The only roundhouse still in use as a locomotive servicing facility by the same railroad that constructed it is the Long Island engine house in Queens, New York. The largest surviving roundhouse by interior square footage is owned and operated by the North Carolina Transportation Museum in Spencer, North Carolina. It was built by the Southern Railway in 1924 and contains 37 stalls.
The B&O Railroad Museum complex in Baltimore, Maryland contains the restored railcar maintenance roundhouse of the Baltimore and Ohio Railroad. Built in 1884, it is said to be the world's largest 22-sided building.
The roundhouse in Aurora, Illinois, constructed in 1856, was purchased and restored by NFL football player Walter Payton. After Payton's death, the roundhouse was occupied by a micro-brewery and renamed Two Brothers Roundhouse, with a plaque mounted in Payton's honor. It is believed that this roundhouse is the oldest of its kind still standing in the United States. 
The vast majority of roundhouses built in the US and Canada no longer exist, lie in ruins, or have been repurposed; however, a small number of them still exist and continue to operate in their intended capacity as locomotive storing and servicing facilities. Of the roughly 3,000 roundhouses that once existed in North America, fewer than 200 roundhouses are extant in the US as of 2010[update]; in Canada, none exist east of Montreal. Below is a list of locations with operational roundhouses that are also open to the public.

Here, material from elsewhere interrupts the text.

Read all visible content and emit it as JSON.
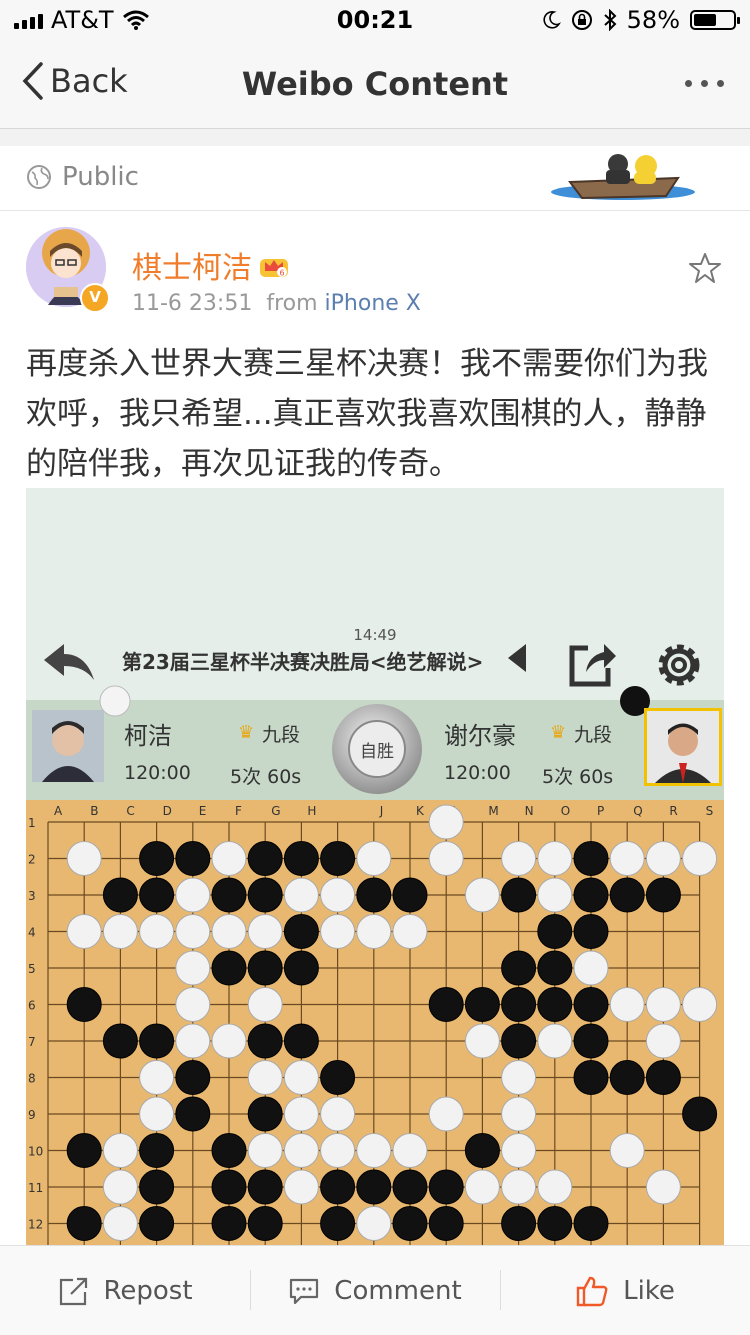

|Location||Address||Track gauge||Number of intact stalls in use||Year built||Notes|
|Age of Steam Roundhouse Museum||Sugarcreek, Ohio, US||4 ft 8+1⁄2 in (1,435 mm)||18||2011||Open May–October on Thursdays, Fridays, and Saturdays for guided tours only.|
|Colorado Railroad Museum||Golden, Colorado, US||3 ft (914 mm)||5||2000|
|Como Roundhouse, Railroad Depot and Hotel Complex||Como, Colorado, US||3 ft (914 mm)||2||1881|
|Connecticut Eastern Railroad Museum||Willimantic, Connecticut, US||4 ft 8+1⁄2 in (1,435 mm)||
|Durango & Silverton Narrow Gauge Railroad||Durango, Colorado, US||3 ft (914 mm)||7||1990||Replica; utilizes parts from original structure built in 1881 on same site, which burned down in 1989|
|East Broad Top Railroad and Coal Company||Rockhill Furnace, Pennsylvania, US||3 ft (914 mm)||8||1882|
|Esquimalt and Nanaimo Railway Roundhouse||Victoria, British Columbia, Canada||4 ft 8+1⁄2 in (1,435 mm)||?||1913|
|Heritage Park Historical Village||Calgary, Alberta, Canada||4 ft 8+1⁄2 in (1,435 mm)||6||1981||Replica|
|North Carolina Transportation Museum||Spencer, North Carolina, US||4 ft 8+1⁄2 in (1,435 mm)||6||1924|
|Railtown 1897 State Historic Park||Jamestown, California, US||4 ft 8+1⁄2 in (1,435 mm)||6||1910|
|Steamtown National Historic Site||Scranton, Pennsylvania, US||4 ft 8+1⁄2 in (1,435 mm)||13||1902|
|Union Pacific Roundhouse||Cheyenne, Wyoming, US||4 ft 8+1⁄2 in (1,435 mm)||7||1931||Used to store and maintain the Union Pacific Heritage Fleet; only open during third weekend of May|
|Weiser Railroad (Greenfield Village)||Dearborn, Michigan, US||4 ft 8+1⁄2 in (1,435 mm)||6||2000||Replica; utilizes parts from original structure built in 1884 in Marshall, Michigan|